Aim: To revise scene 3 and analyse scene 4
In this scene we meet three embers of the one family, Polonius, Laertes and Ophelia.
Laertes cautions Ophelia on her romantic relationship with Hamlet. Her warns her it may damage her reputation.
Ophelia advises her brother to heed his own advice in his relationships with women.
Polonius advises Laertes on how he should conduct himself in France.
After Laertes leaves, Polonius too advises Ophelia on her relationship with Hamlet. He warns her not to mistake passion for love. Ophelia bows to her father's wish that she ends her relationship with Hamlet.
Laertes is revealed as a well intentioned but foolish man.
Polonius is a pompous and long winded character, giving Laertes a long lecture on his behaviour in France.
Polonius is also deeply cynical. He is sceptical of Ophelia's relationship with Hamlet. He sees his daughter as naive. He never considers the possibility that Hamlet may truly love Ophelia.
Polonius is shrewd and practical but his advice is unlikely to inspire Laertes.
There is an obvious parrallel between Laertes and Hamlet. Both are young men keen to study abroad. Both characters express concern at he sexual behaviour of their female relatives. Their parrallel paths continue throughout the play.
Act 1 Scene 4
Hamlet waits with Horatio and Marcellus on the battlement's for the Ghosts arrival.
Hamlet criticises Claudius for his drunken revelry and believes that Claudius' behaviour tarnishes the reputation of Denmark.
The Ghost arrives and beckons Hamlet.
Horatio and Marcellus try to restrain Hamlet but he breaks free and runs after the Ghost.
Concerned for the safety of their friend, Horatio and Marcellus decide to follow Hamlet.
Act 1 Scene 5
What will the ghost tell Hamlet?
How do you think Hamlet will get revenge?
Scene Commentary
The opening of this scene is rich in dramatic tension. The combination of the dark setting and the characters anxiety creates an ominous atmosphere.This is reflected in the short, snappy exchanges between Hamlet and Horatio in the opening lines of the scene.

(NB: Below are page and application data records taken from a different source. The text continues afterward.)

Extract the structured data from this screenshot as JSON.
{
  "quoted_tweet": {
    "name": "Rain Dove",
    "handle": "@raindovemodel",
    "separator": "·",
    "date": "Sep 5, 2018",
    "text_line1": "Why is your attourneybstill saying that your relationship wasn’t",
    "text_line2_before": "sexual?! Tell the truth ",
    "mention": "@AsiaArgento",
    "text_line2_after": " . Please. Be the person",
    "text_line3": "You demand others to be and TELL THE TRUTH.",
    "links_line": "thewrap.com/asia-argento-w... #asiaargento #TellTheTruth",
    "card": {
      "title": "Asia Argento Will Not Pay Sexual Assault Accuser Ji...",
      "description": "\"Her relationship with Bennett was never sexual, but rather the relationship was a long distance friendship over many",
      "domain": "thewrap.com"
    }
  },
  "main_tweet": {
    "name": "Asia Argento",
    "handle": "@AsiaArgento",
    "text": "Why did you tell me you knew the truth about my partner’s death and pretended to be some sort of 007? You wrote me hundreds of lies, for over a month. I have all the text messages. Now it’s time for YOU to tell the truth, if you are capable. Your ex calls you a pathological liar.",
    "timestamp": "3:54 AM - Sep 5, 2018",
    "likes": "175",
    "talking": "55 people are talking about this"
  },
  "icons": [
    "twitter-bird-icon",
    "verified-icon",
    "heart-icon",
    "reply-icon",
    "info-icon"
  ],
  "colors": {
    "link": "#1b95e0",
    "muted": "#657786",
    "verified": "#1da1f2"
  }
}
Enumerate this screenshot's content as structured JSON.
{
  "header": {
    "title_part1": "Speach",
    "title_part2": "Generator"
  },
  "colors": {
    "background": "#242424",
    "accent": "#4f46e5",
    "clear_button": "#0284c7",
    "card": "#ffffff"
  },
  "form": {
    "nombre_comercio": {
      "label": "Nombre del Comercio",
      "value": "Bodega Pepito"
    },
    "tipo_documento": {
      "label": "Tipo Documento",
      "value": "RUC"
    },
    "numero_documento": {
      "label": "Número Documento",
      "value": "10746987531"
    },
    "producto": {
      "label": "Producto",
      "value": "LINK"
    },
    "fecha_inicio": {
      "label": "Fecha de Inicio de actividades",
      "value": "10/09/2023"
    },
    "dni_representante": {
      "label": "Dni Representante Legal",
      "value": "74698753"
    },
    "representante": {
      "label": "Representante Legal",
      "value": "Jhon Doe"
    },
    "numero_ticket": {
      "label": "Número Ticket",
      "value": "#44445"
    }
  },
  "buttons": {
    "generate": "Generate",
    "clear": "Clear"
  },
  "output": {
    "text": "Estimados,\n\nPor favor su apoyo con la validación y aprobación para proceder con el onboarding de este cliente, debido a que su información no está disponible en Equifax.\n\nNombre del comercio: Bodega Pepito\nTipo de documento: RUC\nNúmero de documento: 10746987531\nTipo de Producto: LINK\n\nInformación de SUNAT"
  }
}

Hamlet Act 1 Scene 3 and Scene 4
Even before Hamlet speaks to the Ghost he thinks that Claudius is not fit to rule Denmark. Hamlet comments on the boorish drunkenness of the new king.

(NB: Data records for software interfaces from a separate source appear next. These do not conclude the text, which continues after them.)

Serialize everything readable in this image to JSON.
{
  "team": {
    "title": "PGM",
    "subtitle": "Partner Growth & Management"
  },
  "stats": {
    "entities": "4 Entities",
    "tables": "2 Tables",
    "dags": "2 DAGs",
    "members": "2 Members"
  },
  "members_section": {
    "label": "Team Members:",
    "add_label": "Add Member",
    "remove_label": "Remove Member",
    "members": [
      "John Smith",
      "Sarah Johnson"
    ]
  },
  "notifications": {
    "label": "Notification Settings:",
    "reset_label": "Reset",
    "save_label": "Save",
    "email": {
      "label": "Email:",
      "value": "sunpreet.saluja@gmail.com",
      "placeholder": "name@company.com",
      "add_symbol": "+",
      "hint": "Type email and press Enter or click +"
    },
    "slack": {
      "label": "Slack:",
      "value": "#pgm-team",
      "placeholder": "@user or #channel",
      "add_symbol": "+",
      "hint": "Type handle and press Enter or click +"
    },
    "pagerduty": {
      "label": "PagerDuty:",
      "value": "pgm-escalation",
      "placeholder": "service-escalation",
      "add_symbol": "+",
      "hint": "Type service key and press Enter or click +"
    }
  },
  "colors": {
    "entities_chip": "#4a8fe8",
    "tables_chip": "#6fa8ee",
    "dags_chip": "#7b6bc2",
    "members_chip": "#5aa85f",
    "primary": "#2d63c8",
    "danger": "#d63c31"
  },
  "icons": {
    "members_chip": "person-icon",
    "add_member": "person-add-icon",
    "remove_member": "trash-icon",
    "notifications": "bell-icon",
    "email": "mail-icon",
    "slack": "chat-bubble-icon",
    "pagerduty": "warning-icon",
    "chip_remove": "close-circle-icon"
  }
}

Hamlet argues that the drinking culture of Claudius' court is a vice that tarnishes the reputation of the whole of Denmark.
Hamlet recognises how a single flaw can corrupt a man, a 'dram of evil'. The implication here is that a nation too can be threatened from within by the presence of corruption or evil.

Hamlet's concerns about Denmark are echoed by Marcellus at the end of the scene when he exclaims '
Something is rotten in the state of Denmark'
Full transcript